- Security TWENTY
- Women in Security
In the May 2015 print issue of Professional Security magazine, issue we introduced the business travel safety course by Profano, and spoke to the e-learning training company’s MD and founder Andy Neal. In the June 2015 issue, we went through the opening part of that travel course.
Travel risks are the same, whether you travel for business or pleasure. Even outside Bath Abbey, in that tourist centre, where Andy Neal was filmed at the start of the module, pick-pockets are a risk. How then to assess the risks? That’s the point of the online course, to take you through how to plan and prepare for travelling, and once you are there – perhaps in a place unfamiliar to you – to identify risks through your observational skills. The course stresses ‘situational awareness’, though it also goes through what some might call common sense, and things not strictly security; such as packing medical essentials and taking out insurance in case of an emergency. You don’t need a hair dryer, but you might be glad of a door stopper, to wedge under the bottom of your hotel room door at night to keep out intruders; or tape to repair broken luggage. As the e-learning sets out at the start, we all assess risks differently, because we have had different upbringings and experiences. Hence Profano suggest you think in terms of traffic lights; green, you have good observation of an area, and have exits in sight. Whether you are entering an airport, hotel, cafe or car park for the first time, ‘read’ it in terms of its risks. A tourist – and while you may think of yourself as abroad on business, the criminal will see you as a visitor – makes the perfect victim, Profano point out, as laden with valuables, snatchable from a scooter. Whether the threat comes from child thieves in gangs, terrorists, or corrupt police at checkpoints, try to avoid looking like a tourist – and that applies also to social media. Be discreet about yourself and your plans.
The course stressed how much you can and should do, before you travel. Check online; is the country going through political upheaval? An advantage of any e-learning is that you can take it when it suits you, at your pace. While e-learning can be as dull as any droning human teacher in a classroom, Profano with neat touches make their learning more digestable. For instance, when asked what are essential items to pack, you drag and drop what you think you ought to carry into a suitcase on screen (such as glue, candle and compass). Some of the course you may take for granted – such as remember your travel documents, and photocopies in case the originals are stolen – although as the e-learning points out, people do turn up at the airport only to have forgotten their passport. Among the good ideas:
– carry a ‘false wallet’ with old credit cards that you can give up if you’re robbed;

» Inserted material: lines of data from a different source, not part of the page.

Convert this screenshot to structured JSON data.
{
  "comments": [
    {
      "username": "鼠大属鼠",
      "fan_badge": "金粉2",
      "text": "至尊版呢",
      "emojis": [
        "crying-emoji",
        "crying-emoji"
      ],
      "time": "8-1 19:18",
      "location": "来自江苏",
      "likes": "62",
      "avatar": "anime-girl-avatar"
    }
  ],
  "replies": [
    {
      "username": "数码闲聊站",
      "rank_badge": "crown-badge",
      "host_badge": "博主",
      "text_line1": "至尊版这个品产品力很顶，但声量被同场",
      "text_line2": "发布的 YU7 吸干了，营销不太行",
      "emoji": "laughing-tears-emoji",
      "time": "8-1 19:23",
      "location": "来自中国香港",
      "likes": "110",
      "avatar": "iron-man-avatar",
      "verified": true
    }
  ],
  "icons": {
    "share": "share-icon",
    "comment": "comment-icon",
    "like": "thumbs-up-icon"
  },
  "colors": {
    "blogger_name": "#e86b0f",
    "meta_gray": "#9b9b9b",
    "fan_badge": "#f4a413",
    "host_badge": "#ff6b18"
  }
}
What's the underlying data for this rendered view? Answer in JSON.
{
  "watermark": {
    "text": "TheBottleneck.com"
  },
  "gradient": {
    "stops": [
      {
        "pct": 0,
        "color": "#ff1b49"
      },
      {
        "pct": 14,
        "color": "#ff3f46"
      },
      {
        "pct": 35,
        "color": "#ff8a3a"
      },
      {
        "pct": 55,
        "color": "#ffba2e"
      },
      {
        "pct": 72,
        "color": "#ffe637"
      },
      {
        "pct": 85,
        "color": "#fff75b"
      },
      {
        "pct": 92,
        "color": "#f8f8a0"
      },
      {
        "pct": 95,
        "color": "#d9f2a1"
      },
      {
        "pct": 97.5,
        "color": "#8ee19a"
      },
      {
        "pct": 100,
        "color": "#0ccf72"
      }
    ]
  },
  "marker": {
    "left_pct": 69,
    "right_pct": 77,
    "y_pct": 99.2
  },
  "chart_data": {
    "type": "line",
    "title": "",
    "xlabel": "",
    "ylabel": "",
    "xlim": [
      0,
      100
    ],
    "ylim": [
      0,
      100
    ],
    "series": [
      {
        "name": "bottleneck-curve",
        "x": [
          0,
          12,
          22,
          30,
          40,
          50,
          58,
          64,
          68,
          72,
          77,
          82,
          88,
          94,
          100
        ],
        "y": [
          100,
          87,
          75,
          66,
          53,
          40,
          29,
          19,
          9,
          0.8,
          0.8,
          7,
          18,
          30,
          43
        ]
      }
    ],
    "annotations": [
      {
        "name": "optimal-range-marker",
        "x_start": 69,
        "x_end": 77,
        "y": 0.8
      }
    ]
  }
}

– a money belt is well-known among travellers – but also robbers of travellers; have you thought of safety pins, to pin banknotes to clothes?
– you may be well prepared enough to carry a wind-up radio to hear the news, and a torch, preferably head-worn to leave your hands free in a power cut; but have you thought also of spare batteries?
– you will need a watch, but do you need to take your highly valuable one?
Profano also go into ‘social media considerations’. They advise that you post your holiday snaps after you have returned home; otherwise, not only do people know exactly where you are, they know you are not at home, and may burgle you. While the course does cover strictly security matters such as terrorism and organised crime, Profano are careful to make it digestable to the non-security reader; and to walk the balance, in tone and content, between giving the learner enough information to make the course worth taking, and not so much that they can’t take it all in. As for tone, it’s in terms of risk – not seeking to frighten or put people off, but to equip them to put themselves less at risk, whether of crime or illness (would it be wise to pack water purifying tablets?).
Speaking later to Professional Security, Andy Neal said that the courses were being translated into several languages; and he reported interest from Brazil, South Africa, the Middle East and China. Many business travellers, he pointed out, pick up their ticket and fly in without an idea of what dangers they may face. He advises travellers to at least look at Foreign Office website advice, besides carrying out what he terms ‘on the ground tactics’. For example, if you are staying in a hotel, tell the concierge where you are going. If you are going to the same workplace from the same place you are staying each day – which can make life easy for the kidnapper or robber, doing reconnaissance and then the actual crime – vary your route, and the time you take it. When you enter a room, look around; can you leave it as easily as you entered it? Is there anyone inside that might be a danger? Does anything, or anyone look not right? Reading of situations comes naturally to former military men such as Andy Neal; Profano’s training is in part about offering such ‘reading’ to non-security people; mums and dads; back-packing young people seeking adventure but maybe unwilling and unable to appreciate that there’s bad out there besides good; and business travellers and overseas students. Those at risk are as likely to be Asian students at UK universities as English-speaking corporate executives flying into Jakarta or Bangkok. Lastly, let’s recall one of the most distressing of many stories from the riots and looting in England in 2012 was the Malaysian student in London who was assaulted, and then another rioter – while pretending to help – stole from the back of his rucksack. While such a breakdown of order is not the norm in most countries, let alone Britain, that’s a reminder how it’s too late when you have fallen into the clutches of rioters. It’s far better to keep up with the news and to ‘read’ the streets and rooms you’re on and in, and stay out of ‘hostile environments’.